__What you are asked to do__
Locate the lines of the listing below that hold "Incident", then copy each of them.

__Data to use__
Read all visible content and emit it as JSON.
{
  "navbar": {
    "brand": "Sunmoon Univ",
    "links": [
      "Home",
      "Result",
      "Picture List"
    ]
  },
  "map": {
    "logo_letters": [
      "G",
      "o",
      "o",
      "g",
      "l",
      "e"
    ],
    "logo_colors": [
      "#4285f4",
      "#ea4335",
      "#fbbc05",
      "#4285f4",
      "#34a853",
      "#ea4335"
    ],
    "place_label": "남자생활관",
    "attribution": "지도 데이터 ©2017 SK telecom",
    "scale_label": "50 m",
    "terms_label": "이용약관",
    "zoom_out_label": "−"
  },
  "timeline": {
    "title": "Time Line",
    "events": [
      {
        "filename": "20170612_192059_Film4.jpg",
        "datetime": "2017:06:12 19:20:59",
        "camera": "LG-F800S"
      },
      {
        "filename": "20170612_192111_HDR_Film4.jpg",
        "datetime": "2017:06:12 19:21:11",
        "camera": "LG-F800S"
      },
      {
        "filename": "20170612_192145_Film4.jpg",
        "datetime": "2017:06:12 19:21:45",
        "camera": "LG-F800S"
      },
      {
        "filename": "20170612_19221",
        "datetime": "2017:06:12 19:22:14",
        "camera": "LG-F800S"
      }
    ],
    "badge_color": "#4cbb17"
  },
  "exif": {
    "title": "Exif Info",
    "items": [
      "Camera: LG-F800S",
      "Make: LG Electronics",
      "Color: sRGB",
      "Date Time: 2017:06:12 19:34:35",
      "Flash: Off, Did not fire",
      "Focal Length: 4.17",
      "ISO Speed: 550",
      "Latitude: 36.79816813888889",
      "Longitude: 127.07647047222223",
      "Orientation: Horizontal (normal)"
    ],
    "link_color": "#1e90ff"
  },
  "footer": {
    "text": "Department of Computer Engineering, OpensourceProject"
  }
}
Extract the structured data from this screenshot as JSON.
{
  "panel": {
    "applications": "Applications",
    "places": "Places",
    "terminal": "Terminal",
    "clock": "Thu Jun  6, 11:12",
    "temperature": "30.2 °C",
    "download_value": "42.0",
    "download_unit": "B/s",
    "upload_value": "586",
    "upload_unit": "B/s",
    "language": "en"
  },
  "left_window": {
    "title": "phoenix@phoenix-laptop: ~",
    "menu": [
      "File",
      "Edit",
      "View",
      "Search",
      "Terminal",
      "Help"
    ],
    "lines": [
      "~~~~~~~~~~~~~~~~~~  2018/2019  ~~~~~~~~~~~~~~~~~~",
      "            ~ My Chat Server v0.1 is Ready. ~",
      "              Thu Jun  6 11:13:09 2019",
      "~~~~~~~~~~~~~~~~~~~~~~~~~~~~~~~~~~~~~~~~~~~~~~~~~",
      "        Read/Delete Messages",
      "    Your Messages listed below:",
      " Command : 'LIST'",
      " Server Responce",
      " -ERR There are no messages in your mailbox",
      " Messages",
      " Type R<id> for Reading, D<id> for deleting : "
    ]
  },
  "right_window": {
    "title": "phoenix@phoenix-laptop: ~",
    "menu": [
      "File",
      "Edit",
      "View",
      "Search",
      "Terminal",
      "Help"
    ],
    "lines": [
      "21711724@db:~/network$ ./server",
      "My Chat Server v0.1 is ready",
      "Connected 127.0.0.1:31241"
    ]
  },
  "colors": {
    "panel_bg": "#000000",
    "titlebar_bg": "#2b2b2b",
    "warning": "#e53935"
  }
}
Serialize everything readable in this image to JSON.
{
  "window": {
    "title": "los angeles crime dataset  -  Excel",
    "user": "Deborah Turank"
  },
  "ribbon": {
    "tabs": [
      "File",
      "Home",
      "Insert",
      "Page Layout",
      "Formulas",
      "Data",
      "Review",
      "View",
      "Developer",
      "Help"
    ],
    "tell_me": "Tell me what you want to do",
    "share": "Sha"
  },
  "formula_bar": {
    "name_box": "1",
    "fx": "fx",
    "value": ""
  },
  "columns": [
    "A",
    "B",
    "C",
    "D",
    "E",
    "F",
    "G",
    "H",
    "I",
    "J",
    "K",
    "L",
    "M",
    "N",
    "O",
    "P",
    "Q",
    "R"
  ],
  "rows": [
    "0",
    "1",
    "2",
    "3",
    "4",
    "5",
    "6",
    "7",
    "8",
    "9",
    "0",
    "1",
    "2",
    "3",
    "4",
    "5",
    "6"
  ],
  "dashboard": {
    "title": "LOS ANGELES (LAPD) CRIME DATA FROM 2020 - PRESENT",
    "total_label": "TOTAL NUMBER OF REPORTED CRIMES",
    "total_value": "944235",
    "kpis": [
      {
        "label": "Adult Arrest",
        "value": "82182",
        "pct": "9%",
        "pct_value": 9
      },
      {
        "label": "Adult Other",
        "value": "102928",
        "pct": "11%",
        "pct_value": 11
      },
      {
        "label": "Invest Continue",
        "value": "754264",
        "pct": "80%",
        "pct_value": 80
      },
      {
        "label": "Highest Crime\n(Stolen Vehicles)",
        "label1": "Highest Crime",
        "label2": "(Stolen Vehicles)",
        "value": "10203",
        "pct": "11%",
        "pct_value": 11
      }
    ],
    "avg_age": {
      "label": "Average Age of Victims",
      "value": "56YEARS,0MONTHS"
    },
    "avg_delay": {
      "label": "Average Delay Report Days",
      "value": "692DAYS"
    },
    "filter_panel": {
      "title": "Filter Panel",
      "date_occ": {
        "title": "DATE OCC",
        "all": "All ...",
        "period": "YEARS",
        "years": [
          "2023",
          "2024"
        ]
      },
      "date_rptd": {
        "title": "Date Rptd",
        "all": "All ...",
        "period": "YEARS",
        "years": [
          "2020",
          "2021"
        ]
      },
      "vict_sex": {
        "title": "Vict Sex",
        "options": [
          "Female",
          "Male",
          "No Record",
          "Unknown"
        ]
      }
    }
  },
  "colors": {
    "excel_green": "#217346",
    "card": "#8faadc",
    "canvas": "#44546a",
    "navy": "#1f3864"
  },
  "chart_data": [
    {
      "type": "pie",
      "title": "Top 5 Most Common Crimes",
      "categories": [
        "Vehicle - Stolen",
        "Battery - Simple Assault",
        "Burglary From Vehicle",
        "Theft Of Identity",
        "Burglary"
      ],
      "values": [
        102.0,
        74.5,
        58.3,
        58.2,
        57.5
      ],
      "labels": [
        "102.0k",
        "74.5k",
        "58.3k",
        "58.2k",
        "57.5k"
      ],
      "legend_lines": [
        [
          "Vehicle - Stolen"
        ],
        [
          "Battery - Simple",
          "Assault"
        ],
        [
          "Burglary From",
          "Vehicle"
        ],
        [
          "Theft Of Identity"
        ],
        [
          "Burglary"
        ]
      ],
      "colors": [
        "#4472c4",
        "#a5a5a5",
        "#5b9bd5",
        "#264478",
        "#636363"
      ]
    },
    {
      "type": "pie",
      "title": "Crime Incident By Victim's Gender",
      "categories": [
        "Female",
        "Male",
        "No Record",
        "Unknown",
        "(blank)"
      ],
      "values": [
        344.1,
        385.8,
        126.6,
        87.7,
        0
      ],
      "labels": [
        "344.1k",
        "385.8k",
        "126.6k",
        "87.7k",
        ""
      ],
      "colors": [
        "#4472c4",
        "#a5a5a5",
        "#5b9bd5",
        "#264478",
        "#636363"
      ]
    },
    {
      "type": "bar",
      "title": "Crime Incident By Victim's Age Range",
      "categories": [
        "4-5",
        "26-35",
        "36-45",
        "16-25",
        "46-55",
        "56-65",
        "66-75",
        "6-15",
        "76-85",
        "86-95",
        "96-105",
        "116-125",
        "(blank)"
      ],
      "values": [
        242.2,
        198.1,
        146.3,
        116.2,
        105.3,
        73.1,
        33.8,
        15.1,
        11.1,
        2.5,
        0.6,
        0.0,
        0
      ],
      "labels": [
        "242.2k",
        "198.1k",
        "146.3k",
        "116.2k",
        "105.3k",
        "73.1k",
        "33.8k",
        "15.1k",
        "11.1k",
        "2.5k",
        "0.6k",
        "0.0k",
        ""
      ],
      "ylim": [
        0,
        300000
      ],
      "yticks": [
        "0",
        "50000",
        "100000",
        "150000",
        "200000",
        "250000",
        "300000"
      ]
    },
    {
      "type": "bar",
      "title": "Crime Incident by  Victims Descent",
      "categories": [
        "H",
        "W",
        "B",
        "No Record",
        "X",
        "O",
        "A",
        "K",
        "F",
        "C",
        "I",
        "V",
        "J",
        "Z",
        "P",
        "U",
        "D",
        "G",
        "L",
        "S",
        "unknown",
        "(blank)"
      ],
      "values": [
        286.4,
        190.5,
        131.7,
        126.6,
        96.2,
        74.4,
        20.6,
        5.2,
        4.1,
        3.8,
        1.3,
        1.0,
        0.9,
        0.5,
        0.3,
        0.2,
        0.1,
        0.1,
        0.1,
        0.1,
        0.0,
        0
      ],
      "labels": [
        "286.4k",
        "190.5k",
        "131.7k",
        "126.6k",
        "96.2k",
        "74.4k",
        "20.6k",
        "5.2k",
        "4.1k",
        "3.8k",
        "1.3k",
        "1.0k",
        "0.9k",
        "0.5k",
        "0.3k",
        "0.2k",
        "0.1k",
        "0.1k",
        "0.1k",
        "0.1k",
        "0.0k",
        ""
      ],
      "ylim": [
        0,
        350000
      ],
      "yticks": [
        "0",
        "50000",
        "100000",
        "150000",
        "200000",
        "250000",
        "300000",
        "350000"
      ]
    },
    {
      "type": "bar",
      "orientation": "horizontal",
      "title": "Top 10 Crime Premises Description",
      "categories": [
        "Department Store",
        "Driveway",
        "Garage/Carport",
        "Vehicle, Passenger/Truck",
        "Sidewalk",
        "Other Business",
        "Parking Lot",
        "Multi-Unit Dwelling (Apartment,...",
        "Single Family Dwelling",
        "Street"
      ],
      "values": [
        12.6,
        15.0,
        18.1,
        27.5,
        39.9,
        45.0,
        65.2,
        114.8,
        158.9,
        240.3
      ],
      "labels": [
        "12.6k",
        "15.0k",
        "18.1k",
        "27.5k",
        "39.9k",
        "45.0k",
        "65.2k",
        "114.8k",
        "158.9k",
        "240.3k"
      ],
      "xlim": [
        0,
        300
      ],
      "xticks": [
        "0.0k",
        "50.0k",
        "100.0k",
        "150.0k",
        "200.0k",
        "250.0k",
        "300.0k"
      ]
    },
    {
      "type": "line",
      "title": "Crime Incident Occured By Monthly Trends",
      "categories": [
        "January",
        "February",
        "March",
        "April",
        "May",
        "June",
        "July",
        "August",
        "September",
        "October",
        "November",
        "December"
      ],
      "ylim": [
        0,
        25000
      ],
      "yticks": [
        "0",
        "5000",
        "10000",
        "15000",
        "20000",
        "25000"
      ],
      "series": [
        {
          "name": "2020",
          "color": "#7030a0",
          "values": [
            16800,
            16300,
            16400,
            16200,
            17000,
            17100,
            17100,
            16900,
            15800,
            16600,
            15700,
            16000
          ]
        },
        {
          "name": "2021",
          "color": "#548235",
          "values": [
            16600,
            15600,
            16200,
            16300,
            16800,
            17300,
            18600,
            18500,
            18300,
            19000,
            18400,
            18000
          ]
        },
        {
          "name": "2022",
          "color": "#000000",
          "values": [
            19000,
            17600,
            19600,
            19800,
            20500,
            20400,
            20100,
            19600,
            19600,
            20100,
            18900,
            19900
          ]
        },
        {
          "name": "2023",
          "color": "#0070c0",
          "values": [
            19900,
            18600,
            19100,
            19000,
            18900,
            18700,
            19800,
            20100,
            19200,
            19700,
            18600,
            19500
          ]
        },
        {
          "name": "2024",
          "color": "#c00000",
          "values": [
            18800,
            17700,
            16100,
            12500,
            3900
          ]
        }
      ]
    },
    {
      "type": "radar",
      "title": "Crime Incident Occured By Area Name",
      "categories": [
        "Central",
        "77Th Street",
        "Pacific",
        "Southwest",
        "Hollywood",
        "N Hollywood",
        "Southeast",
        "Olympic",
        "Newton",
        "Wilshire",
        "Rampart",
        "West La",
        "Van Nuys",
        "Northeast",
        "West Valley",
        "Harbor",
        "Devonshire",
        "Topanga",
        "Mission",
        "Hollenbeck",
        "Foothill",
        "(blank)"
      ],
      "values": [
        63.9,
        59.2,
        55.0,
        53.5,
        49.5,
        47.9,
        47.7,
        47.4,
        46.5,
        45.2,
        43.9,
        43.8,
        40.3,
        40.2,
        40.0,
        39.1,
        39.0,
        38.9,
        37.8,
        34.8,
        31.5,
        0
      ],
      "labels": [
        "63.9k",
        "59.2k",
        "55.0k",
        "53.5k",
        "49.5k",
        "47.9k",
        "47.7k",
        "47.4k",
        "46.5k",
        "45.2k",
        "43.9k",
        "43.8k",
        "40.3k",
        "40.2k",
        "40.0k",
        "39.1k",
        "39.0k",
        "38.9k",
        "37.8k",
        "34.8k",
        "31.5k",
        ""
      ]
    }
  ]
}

__Result of this task__
      "title": "Crime Incident By Victim's Gender",
      "title": "Crime Incident By Victim's Age Range",
      "title": "Crime Incident by  Victims Descent",
      "title": "Crime Incident Occured By Monthly Trends",
      "title": "Crime Incident Occured By Area Name",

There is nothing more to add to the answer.